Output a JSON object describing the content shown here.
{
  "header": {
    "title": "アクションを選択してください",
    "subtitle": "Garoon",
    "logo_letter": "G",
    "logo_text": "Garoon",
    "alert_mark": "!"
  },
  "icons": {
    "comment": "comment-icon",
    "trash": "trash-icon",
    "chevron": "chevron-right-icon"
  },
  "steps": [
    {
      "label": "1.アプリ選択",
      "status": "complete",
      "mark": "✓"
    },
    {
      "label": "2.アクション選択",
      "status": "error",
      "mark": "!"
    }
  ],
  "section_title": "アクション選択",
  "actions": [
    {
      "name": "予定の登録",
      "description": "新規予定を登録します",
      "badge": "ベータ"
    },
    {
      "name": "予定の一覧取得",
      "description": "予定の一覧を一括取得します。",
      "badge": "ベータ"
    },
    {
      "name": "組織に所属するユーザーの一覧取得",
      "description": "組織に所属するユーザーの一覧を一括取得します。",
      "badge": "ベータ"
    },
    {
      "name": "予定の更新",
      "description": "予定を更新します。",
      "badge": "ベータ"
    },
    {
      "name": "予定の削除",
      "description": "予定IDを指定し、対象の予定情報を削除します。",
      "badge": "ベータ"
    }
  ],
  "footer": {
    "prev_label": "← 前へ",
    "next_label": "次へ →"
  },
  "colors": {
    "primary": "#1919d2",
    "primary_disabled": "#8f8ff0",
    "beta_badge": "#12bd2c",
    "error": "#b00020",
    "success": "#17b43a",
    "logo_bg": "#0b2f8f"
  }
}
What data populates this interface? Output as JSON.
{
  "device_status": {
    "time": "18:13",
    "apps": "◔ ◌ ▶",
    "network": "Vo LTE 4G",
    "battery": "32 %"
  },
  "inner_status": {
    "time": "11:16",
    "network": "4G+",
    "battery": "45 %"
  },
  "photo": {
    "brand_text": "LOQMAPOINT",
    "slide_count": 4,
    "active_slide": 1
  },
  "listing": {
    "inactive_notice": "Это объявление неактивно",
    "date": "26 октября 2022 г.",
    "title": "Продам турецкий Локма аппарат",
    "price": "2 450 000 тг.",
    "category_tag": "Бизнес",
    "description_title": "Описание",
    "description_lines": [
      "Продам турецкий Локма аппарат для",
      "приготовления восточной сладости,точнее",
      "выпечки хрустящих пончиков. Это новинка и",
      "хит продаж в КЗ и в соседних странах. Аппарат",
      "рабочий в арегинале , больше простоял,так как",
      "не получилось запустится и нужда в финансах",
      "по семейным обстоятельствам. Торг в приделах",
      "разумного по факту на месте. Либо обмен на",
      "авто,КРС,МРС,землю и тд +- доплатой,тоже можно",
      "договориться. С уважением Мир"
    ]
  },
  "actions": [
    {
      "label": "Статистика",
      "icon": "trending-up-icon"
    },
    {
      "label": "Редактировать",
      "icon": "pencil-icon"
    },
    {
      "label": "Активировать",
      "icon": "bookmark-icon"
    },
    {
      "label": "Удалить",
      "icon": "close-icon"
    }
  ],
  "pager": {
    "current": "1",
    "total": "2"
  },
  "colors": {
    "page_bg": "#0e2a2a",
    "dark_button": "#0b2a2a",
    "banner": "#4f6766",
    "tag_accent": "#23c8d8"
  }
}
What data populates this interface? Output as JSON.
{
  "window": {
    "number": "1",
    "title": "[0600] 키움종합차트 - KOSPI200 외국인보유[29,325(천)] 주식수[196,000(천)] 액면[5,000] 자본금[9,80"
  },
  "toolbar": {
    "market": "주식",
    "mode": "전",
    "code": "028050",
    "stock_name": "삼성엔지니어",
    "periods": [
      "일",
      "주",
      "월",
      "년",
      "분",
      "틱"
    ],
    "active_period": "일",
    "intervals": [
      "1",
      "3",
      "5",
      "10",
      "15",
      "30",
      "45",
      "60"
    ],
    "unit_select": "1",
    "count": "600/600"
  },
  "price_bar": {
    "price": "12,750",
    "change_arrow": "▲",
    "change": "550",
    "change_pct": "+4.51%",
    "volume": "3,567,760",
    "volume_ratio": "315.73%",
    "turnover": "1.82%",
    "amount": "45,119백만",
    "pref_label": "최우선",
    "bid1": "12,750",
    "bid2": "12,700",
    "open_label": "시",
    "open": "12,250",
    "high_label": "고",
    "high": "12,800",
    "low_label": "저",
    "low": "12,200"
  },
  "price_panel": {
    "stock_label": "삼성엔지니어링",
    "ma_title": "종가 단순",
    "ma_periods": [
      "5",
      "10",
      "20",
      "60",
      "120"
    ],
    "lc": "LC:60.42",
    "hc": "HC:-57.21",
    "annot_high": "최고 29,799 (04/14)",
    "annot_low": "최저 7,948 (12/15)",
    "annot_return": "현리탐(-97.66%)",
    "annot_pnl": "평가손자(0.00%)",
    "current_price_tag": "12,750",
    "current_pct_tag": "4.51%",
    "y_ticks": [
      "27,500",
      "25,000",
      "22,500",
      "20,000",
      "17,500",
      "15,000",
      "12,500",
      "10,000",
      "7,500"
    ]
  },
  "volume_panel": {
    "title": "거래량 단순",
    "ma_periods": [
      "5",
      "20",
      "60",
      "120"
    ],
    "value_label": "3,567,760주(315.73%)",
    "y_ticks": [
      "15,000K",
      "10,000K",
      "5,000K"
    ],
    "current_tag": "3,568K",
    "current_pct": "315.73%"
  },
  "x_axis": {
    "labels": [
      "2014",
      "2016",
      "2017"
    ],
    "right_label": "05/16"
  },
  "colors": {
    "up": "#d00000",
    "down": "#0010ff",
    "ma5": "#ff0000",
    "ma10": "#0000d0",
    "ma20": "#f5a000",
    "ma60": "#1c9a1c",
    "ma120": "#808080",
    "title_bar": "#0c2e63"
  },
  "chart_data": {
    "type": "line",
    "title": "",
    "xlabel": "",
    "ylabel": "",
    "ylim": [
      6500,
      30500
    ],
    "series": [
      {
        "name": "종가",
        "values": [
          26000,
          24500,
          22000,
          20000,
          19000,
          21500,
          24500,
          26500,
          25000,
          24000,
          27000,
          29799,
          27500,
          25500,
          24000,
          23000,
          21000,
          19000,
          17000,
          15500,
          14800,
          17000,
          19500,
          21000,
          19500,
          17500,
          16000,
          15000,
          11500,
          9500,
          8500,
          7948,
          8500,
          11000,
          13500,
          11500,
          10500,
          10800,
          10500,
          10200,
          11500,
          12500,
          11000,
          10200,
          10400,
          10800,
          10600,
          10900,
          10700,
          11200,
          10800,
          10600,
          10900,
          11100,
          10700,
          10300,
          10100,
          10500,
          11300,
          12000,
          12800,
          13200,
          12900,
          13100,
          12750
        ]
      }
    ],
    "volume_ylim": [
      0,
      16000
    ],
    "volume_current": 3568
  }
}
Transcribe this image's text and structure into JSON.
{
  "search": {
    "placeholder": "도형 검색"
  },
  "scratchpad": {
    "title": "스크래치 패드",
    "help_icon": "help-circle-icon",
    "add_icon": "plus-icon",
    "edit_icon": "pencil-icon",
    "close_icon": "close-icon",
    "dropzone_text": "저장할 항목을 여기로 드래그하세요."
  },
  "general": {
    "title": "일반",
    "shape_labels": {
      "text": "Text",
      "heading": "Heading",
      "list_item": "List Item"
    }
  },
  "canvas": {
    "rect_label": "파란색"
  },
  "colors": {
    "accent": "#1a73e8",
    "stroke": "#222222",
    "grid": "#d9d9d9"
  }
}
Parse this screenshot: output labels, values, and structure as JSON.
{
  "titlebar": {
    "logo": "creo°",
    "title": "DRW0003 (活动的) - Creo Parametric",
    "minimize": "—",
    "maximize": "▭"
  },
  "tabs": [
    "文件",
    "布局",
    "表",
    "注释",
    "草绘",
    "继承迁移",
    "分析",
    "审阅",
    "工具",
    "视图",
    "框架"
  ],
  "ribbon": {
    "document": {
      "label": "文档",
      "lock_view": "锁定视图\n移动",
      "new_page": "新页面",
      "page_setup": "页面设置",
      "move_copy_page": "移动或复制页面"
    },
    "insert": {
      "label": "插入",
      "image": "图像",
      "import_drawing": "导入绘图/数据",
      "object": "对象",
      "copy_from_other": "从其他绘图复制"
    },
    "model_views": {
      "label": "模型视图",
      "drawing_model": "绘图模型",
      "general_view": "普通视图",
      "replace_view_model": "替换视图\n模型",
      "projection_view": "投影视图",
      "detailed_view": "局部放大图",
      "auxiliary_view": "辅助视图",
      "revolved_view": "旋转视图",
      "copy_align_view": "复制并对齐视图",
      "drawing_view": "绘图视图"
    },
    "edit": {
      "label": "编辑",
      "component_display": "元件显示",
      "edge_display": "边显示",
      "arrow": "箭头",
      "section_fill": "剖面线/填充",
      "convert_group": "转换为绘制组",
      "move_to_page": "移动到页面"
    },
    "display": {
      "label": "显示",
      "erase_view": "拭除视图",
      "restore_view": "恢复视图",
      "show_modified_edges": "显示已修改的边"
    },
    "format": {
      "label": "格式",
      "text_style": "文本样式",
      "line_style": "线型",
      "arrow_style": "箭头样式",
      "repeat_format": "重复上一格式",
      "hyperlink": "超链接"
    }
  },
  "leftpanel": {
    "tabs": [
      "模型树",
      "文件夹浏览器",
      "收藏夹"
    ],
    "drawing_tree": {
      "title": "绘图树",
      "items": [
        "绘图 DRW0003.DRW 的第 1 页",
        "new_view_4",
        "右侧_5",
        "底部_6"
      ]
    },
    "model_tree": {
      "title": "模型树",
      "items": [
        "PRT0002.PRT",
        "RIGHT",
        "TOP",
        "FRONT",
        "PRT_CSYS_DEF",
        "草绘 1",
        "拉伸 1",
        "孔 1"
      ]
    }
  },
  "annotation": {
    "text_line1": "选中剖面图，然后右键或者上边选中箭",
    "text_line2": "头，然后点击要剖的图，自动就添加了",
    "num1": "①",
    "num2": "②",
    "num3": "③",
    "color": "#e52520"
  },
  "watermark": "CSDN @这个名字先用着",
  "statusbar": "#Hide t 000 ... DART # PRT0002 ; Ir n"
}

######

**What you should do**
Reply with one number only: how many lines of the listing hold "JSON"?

**Result**
5